New Environmentally Friendly Method of Producing Hydrogen from Seawater
Australian researchers develop new catalysts to split hydrogen from seawater without producing chlorine
For the first time, scientists have successfully produced hydrogen directly from seawater without desalinating the water beforehand. These results, published in Small, have the potential to kickstart a green hydrogen industry free of some environmental and financial costs associated with conventional methods.
The researchers, led by Nasir Mahmood, PhD, a vice chancellor’s senior research fellow at the Royal Melbourne Institute of Technology (RMIT), successfully split and harvested hydrogen from seawater while bypassing the expensive desalination process that other hydrogen generation methods require.
Typically, hydrogen is pulled from seawater in a process called electrolysis, which uses electricity to split water into hydrogen and oxygen. This process is performed with an electrolyzer. The downside of electrolysis is that (1) the reaction catalysts are expensive and (2) are energy- and water-intensive. Additionally, electrolyzers produce toxic chlorine as a byproduct. “The biggest hurdle with using sweater is the chlorine,” Mahmood said. “If we were to meet the world’s hydrogen needs without solving this issue first, we’d produce 240 million tons of chlorine each year—which is three to four times what the world needs in chlorine. There’s no point replacing hydrogen made by fossil fuels with hydrogen production that could be damaging our environment in a different way.”
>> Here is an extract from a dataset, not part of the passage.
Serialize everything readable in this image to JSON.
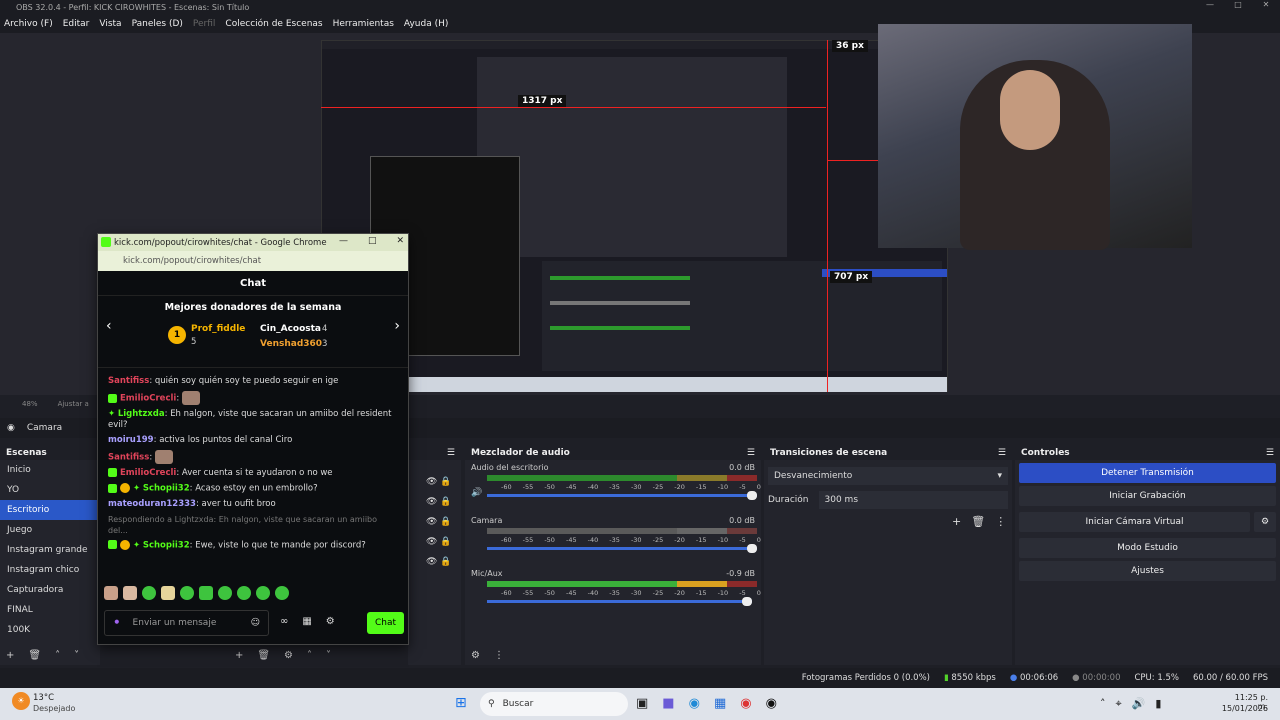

To address this challenge, Mahmood and his team developed specialized catalysts designed to work specifically with seawater. Compared to other catalysts, these new catalysts are more efficient, stable, and cost-effective. “Our approach focused on changing the internal chemistry of the catalysts through a simple method,” said co-author Suraj Loomba. He explained that because they are easier to manufacture and cheaper to produce, these catalysts can also be scaled up.
The technology has the potential to lower the cost of electrolyzers significantly, which may enable the Australian government to meet their goal of green hydrogen at $2/kilogram—a figure that would make green hydrogen competitive with hydrogen sourced from fossil fuels.
The next step for the researchers is to develop a new type of electrolyzer that uses a series of catalysts to produce large quantities of hydrogen efficiently.